Author’s note: This article discusses sexual assault and dating violence.
Despite common misconceptions online and in media punditry, being sexual assaulted or abused doesn’t mean writing off dating and sex forever. Even if it takes time to recover, many survivors do date after assault.
I was in an unstable and unhealthy relationship for well over a year. Even though I began dating after my assault, I still was guarded and unwilling to open up fully to people, even close friends and family. For a long time, I didn’t tell my partner about some of the pain I was enduring because I didn’t want to burden him with it. I would harbor feelings of guilt and a shame, and sometimes try and shut him out so he wouldn’t be affected by my problems.
Being sexual again was also difficult. They were some acts from my past that left me scared, and I would tense up and panic if my partner accidentally did something similar. Sex could give me anxiety, fearing that I might be triggered. It could also make me feel guilty or ashamed. Yet other times, I was more confident in myself and felt safe to express my sexual desires.
My recovery was an emotional roller coaster but I got through thanks to the support of my partner, who made sure to remind me that I was loved and supported, even when I felt alone. My partner was able to work with me through much insecurity, and it helped us build the strong stable relationship we now have.
With one in five women likely to be assaulted in their lifetimes, and one in 33 men, there’s a high chance that the person you fall in love with might be a survivor. For those of you who are dating someone brave enough to date after abuse or assault, here are five things to know about what that person is going through.
1. I Love You, Even If I’m Pushing You Away
All relationships are about learning how to be intimate, and to some degree, vulnerable. But that can be difficult for survivors, particularly those who were in abusive relationships, because last time they were in vulnerable position, they were hurt.

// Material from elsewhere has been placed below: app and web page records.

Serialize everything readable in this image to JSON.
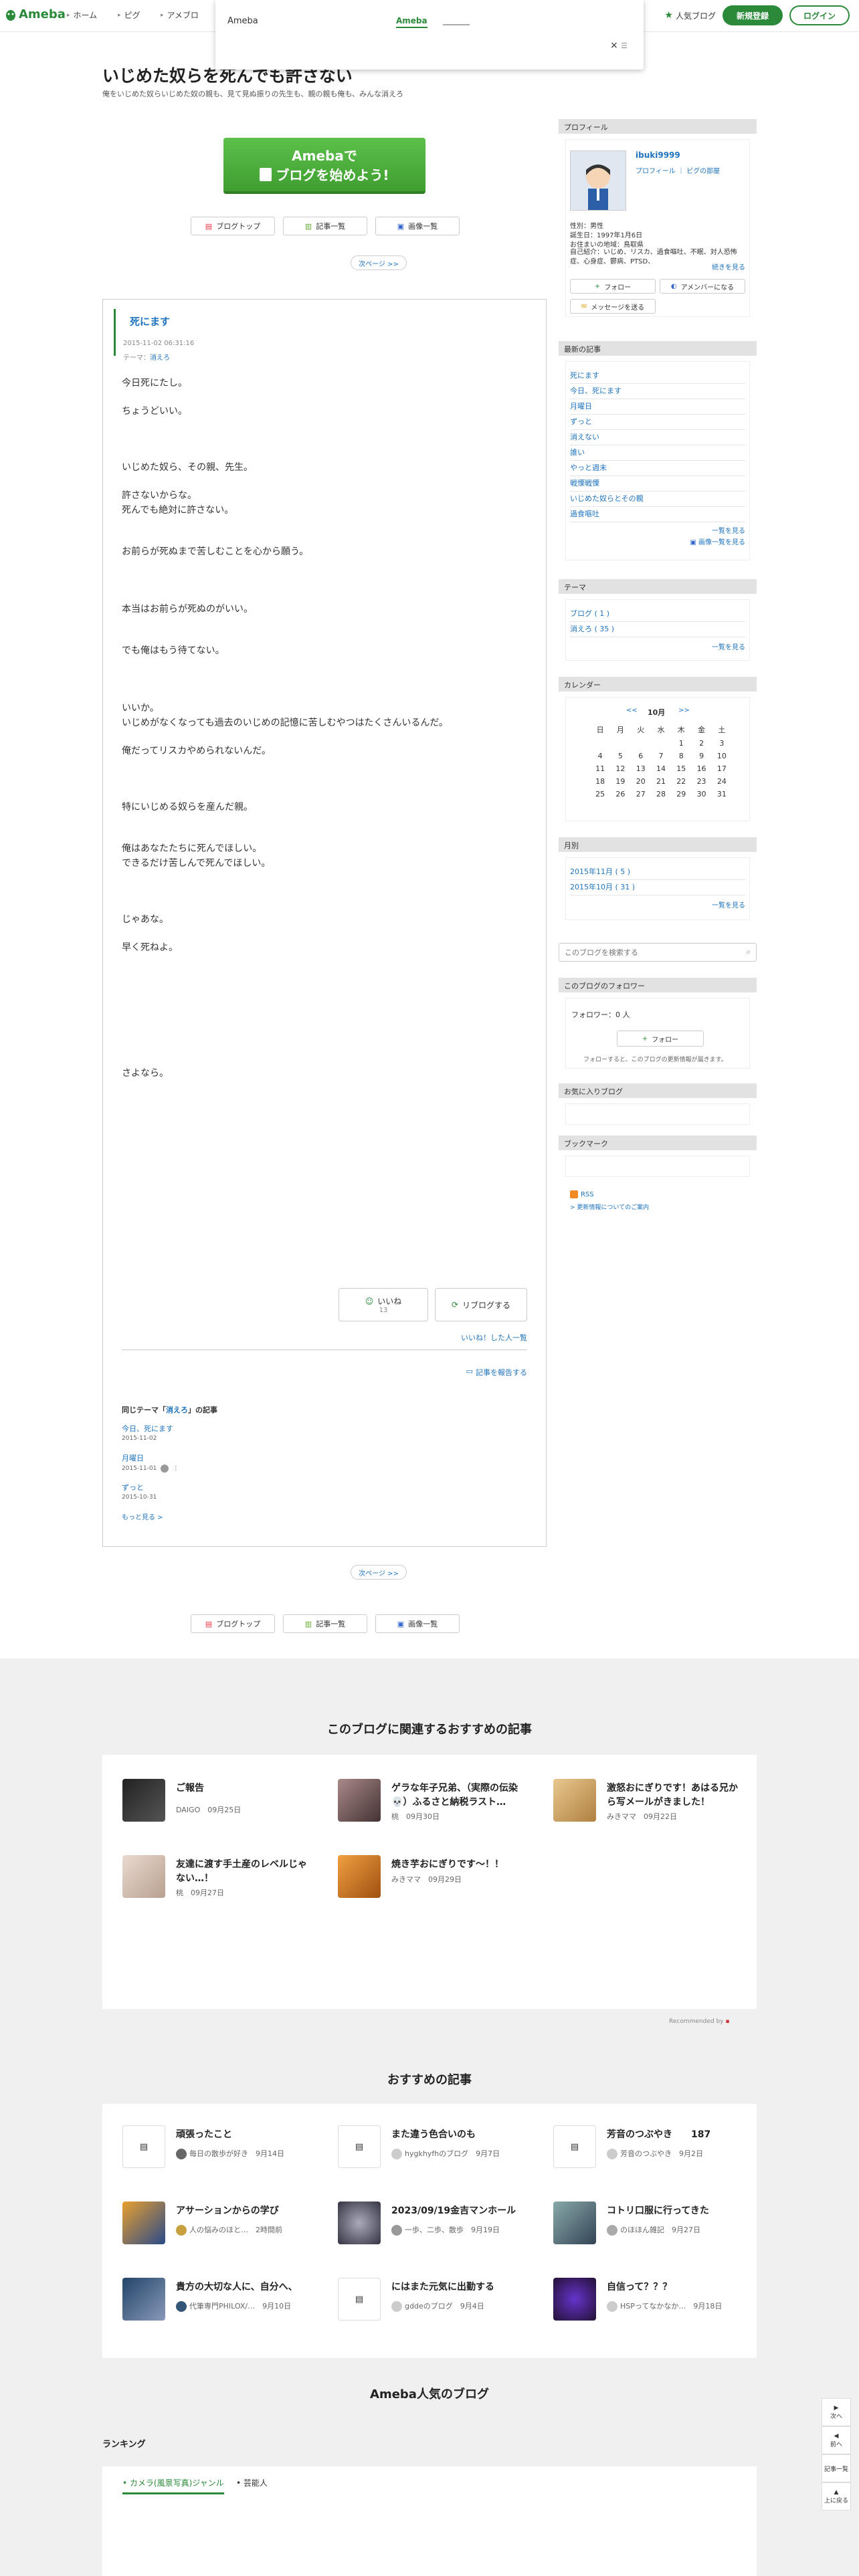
{
  "header": {
    "logo": "Ameba",
    "nav": [
      "ホーム",
      "ピグ",
      "アメブロ"
    ],
    "popup_title": "Ameba",
    "popup_link": "Ameba",
    "popup_close": "×",
    "popular": "人気ブログ",
    "signup": "新規登録",
    "login": "ログイン"
  },
  "blog": {
    "title": "いじめた奴らを死んでも許さない",
    "description": "俺をいじめた奴らいじめた奴の親も、見て見ぬ振りの先生も、親の親も俺も、みんな消えろ"
  },
  "banner": {
    "line1": "Amebaで",
    "line2": "ブログを始めよう!"
  },
  "blog_nav": {
    "top": "ブログトップ",
    "list": "記事一覧",
    "images": "画像一覧",
    "next": "次ページ >>"
  },
  "article": {
    "title": "死にます",
    "date": "2015-11-02 06:31:16",
    "theme_label": "テーマ：",
    "theme": "消えろ",
    "body": [
      "今日死にたし。",
      "ちょうどいい。",
      "いじめた奴ら、その親、先生。",
      "許さないからな。",
      "死んでも絶対に許さない。",
      "お前らが死ぬまで苦しむことを心から願う。",
      "本当はお前らが死ぬのがいい。",
      "でも俺はもう待てない。",
      "いいか。",
      "いじめがなくなっても過去のいじめの記憶に苦しむやつはたくさんいるんだ。",
      "俺だってリスカやめられないんだ。",
      "特にいじめる奴らを産んだ親。",
      "俺はあなたたちに死んでほしい。",
      "できるだけ苦しんで死んでほしい。",
      "じゃあな。",
      "早く死ねよ。",
      "さよなら。"
    ],
    "like": "いいね",
    "like_count": "13",
    "reblog": "リブログする",
    "liked_by": "いいね！した人一覧",
    "report": "記事を報告する",
    "same_theme_prefix": "同じテーマ「",
    "same_theme_name": "消えろ",
    "same_theme_suffix": "」の記事",
    "related": [
      {
        "title": "今日、死にます",
        "date": "2015-11-02"
      },
      {
        "title": "月曜日",
        "date": "2015-11-01"
      },
      {
        "title": "ずっと",
        "date": "2015-10-31"
      }
    ],
    "more": "もっと見る >"
  },
  "sidebar": {
    "profile": {
      "heading": "プロフィール",
      "name": "ibuki9999",
      "links": "プロフィール ｜ ピグの部屋",
      "gender": "性別：男性",
      "birthday": "誕生日：1997年1月6日",
      "region": "お住まいの地域：鳥取県",
      "intro": "自己紹介：いじめ、リスカ、過食嘔吐、不眠、対人恐怖症、心身症、鬱病、PTSD、",
      "read_more": "続きを見る",
      "follow": "フォロー",
      "member": "アメンバーになる",
      "message": "メッセージを送る"
    },
    "recent": {
      "heading": "最新の記事",
      "items": [
        "死にます",
        "今日、死にます",
        "月曜日",
        "ずっと",
        "消えない",
        "誰い",
        "やっと週末",
        "戦慄戦慄",
        "いじめた奴らとその親",
        "過食嘔吐"
      ],
      "more": "一覧を見る",
      "images": "画像一覧を見る"
    },
    "theme": {
      "heading": "テーマ",
      "items": [
        "ブログ ( 1 )",
        "消えろ ( 35 )"
      ],
      "more": "一覧を見る"
    },
    "calendar": {
      "heading": "カレンダー",
      "prev": "<<",
      "month": "10月",
      "next": ">>",
      "weekdays": [
        "日",
        "月",
        "火",
        "水",
        "木",
        "金",
        "土"
      ],
      "rows": [
        [
          "",
          "",
          "",
          "",
          "",
          "",
          "7"
        ],
        [
          "1",
          "2",
          "3",
          "4",
          "5",
          "6",
          "7"
        ]
      ],
      "days": [
        "1",
        "2",
        "3",
        "4",
        "5",
        "6",
        "7",
        "8",
        "9",
        "10",
        "11",
        "12",
        "13",
        "14",
        "15",
        "16",
        "17",
        "18",
        "19",
        "20",
        "21",
        "22",
        "23",
        "24",
        "25",
        "26",
        "27",
        "28",
        "29",
        "30",
        "31"
      ]
    },
    "archive": {
      "heading": "月別",
      "items": [
        "2015年11月 ( 5 )",
        "2015年10月 ( 31 )"
      ],
      "more": "一覧を見る"
    },
    "search_placeholder": "このブログを検索する",
    "followers": {
      "heading": "このブログのフォロワー",
      "count": "フォロワー：0 人",
      "button": "フォロー",
      "note": "フォローすると、このブログの更新情報が届きます。"
    },
    "favorites": {
      "heading": "お気に入りブログ"
    },
    "bookmarks": {
      "heading": "ブックマーク"
    },
    "rss": "RSS",
    "rss_help": "> 更新情報についてのご案内"
  },
  "related_section": {
    "heading": "このブログに関連するおすすめの記事",
    "items": [
      {
        "title": "ご報告",
        "author": "DAIGO",
        "date": "09月25日"
      },
      {
        "title": "ゲラな年子兄弟、（実際の伝染💀）ふるさと納税ラスト…",
        "author": "桃",
        "date": "09月30日"
      },
      {
        "title": "激怒おにぎりです！あはる兄から写メールがきました！",
        "author": "みきママ",
        "date": "09月22日"
      },
      {
        "title": "友達に渡す手土産のレベルじゃない…！",
        "author": "桃",
        "date": "09月27日"
      },
      {
        "title": "焼き芋おにぎりです～！！",
        "author": "みきママ",
        "date": "09月29日"
      }
    ],
    "recommended_by": "Recommended by"
  },
  "osusume": {
    "heading": "おすすめの記事",
    "items": [
      {
        "title": "頑張ったこと",
        "author": "毎日の散歩が好き",
        "date": "9月14日"
      },
      {
        "title": "また違う色合いのも",
        "author": "hygkhyfhのブログ",
        "date": "9月7日"
      },
      {
        "title": "芳音のつぶやき　　187",
        "author": "芳音のつぶやき",
        "date": "9月2日"
      },
      {
        "title": "アサーションからの学び",
        "author": "人の悩みのほと…",
        "date": "2時間前"
      },
      {
        "title": "2023/09/19金吉マンホール",
        "author": "一歩、二歩、散歩",
        "date": "9月19日"
      },
      {
        "title": "コトリ口服に行ってきた",
        "author": "のほほん雑記",
        "date": "9月27日"
      },
      {
        "title": "貴方の大切な人に、自分へ、",
        "author": "代筆専門PHILOX/…",
        "date": "9月10日"
      },
      {
        "title": "にはまた元気に出勤する",
        "author": "gddeのブログ",
        "date": "9月4日"
      },
      {
        "title": "自信って？？？",
        "author": "HSPってなかなか…",
        "date": "9月18日"
      }
    ]
  },
  "popular": {
    "heading": "Ameba人気のブログ",
    "ranking": "ランキング",
    "tab1": "カメラ(風景写真)ジャンル",
    "tab2": "芸能人"
  },
  "float": {
    "next": "次へ",
    "prev": "前へ",
    "list": "記事一覧",
    "top": "上に戻る"
  },
  "colors": {
    "accent": "#2a8a3a",
    "link": "#1e73be",
    "banner": "#4fae3a"
  }
}
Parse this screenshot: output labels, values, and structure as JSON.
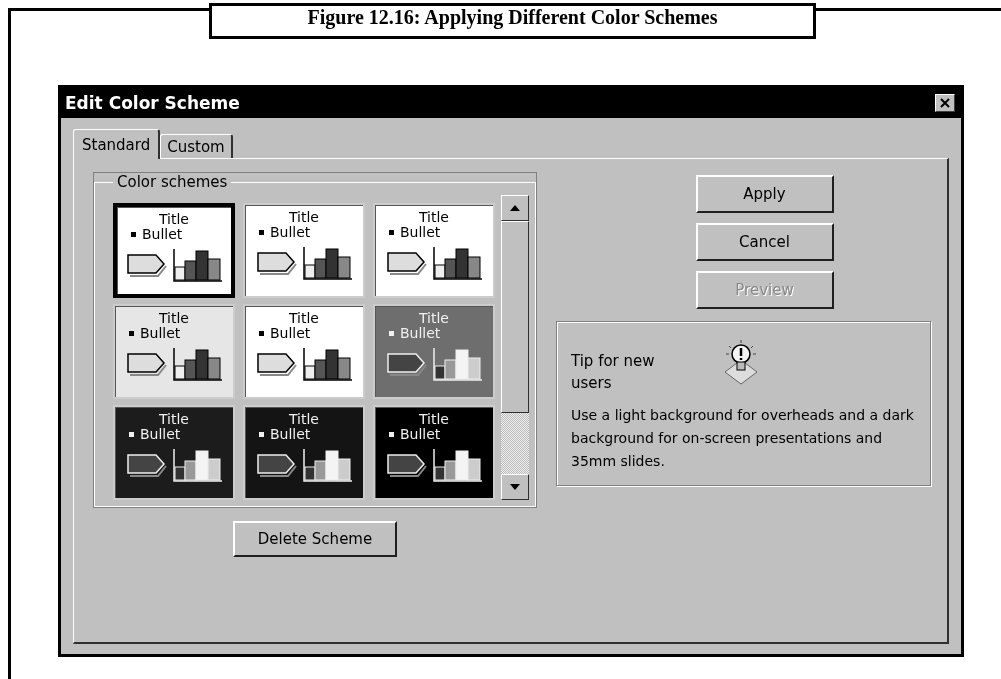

Survivors can be more cautious or nervous about relationships, and it may not be caused by anything you did. A cold shoulder or some distancing may be due to the fear of being hurt again. The key is to be supportive, and reminding your loved one they’re in a safe space.
2. I May Tell You Everything, I May Not
Even though many people knew I was a survivor, few knew the exact story, and it was months before I told my partner the details of my assault. Every person recovers in a different way. Some people need to talk about their trauma to get it off their chest. Others would rather forget the incident and never speak of it again.
You don’t know how to person you love is going to react. That can mean sometimes mean listening about horrible incidents that will make your blood boil, but could also mean time sitting in silence wondering what’s going through your partner’s head. Communication between partners is important, but it doesn’t mean you should necessarily ask what happened, even if you’re inquiring out of concern. It’s important to let your partner know that they can tell you anything, but they don’t need you if they don’t want.
3. You Can’t Solve It All
If you do find out who assaulted your partner, what caused the incident, or the emotional struggles your partner is enduring, you may feel the need to take some kind of action. But no matter how much you care about someone, no matter how much you want to make it better for them, at some point you will have to accept, that you can’t “fix” the situation or the person. I know that can make you feel a little helpless, but you are there to love the person, not save them.
4. Being Sexual Has Its Difficulties
It can be scary to engage in activities that are so similar to the acts that have caused you so much pain. At the same time, being a survivor doesn’t necessarily mean they don’t crave sex anymore. Don’t be surprised if your partner wants to be sexually active, but also don’t be surprised if they have periods where they lack sexual appetite. Know that it’s normal either way. A consenting relationship means both parties respect the others’ wishes, even if your partner’s desires seem inconsistent.
5. Take Care of Yourself
You’re not responsible for your partner’s well-being, but you are responsible for yourself. Don’t forget to focus on yourself and your needs. Recognize the pain you may feel, and don’t feel ashamed if you need to take a step back or take some time for yourself. Engaging in self care is good for both you and the one you love.
What other advice do you have for supporting a partner who’s a survivor of sexual assault or violence? Let us know in the comments.
Cover image courtesy of Shutterstock.